The issue raised in the ANALYST project may be modelled as a reliability based design optimization problem. It consists thus in a scalar optimization with reliability constraint. On the one hand, the optimization part can be handled with a constrained optimization scheme by a linear approximation algorithm (COBYLA) or with a simple dichotomy if some monotony assumptions are verified. On the other hand, assessing the reliability of a complex system with uncertainty propagation consists in estimating its probability of failure. Common sampling strategies for such tasks are notably Monte Carlo methods but they are well suited to characterize events for which associated probabilities are not too low with respect to the simulation budget. We propose here an approach that combines Kriging (a type of surrogate model) and Monte Carlo called AK-MCS to estimate the probability of failure and avoid the costly time due to the evaluation by a complex simulation code. The combined use of COBYLA and AK-MCS should enable to find a robust and reliable optimum of the ANALYST problem.

At the design phase of a harness, the positions of the cable bundles inside the 3D structure are not defined and there is a significant incertitude on the exact running of the routes of bundles. This incertitude defines a kind of space reservation that can be shared by several routes. In addition, even if the constitution of the routes is quite known in terms of cables, the end loads, the EM susceptibility levels of the function links and the perturbation sources of those functions are roughly known.
The problem to be solved in ANALYST has been made more precise in WP2. It consists in determining the minimum distance acceptable between two routes (or bundles) regarding the above mentioned imprecisions.
For this, we define a simplified geometrical configuration made of two routes of equal length over an infinite and perfectly conducting plane, with a set of limited random parameters; the length of the routes, the heights of each route, the crossing angle between the routes (when the routes are not parallel). The problem to be solved is an optimization problem: the determination of the minimum distance between two routes, guarantying an absence of EM susceptibility with a given level of confidence.
The concept of ANALYST consists in applying this minimum (optimized) distance between routes, determined on this simplified configuration, all over a real harness installation.

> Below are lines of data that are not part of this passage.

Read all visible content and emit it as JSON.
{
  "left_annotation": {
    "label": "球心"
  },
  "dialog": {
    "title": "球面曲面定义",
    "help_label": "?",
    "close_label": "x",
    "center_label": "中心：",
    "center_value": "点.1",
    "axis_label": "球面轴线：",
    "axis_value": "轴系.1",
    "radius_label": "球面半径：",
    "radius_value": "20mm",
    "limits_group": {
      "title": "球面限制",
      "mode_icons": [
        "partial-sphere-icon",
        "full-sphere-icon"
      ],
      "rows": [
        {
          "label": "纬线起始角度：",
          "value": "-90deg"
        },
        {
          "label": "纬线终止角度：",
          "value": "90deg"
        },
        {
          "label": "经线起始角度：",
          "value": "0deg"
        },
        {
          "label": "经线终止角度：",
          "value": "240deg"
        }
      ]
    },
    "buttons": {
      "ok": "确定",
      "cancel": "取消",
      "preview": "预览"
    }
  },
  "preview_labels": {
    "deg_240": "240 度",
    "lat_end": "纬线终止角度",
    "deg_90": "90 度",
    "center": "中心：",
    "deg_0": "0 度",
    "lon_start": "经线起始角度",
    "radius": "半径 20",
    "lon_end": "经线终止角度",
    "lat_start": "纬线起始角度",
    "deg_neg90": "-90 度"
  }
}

In WP2, test-cases of increasing complexity on which the ANALYST tools will be developed and applied have been defined by SAFRAN. On the one side, they concern generic test-cases with a low number of parallel routes and cables and, on the other side, complex test-cases with a large number of parallel routes and cables. A third type of test-case concerns a real branched cable network involving several routes and several equipment pieces, for which measurements will be made available by SAFRAN at the end of the project for the validation of the ANALYST concept.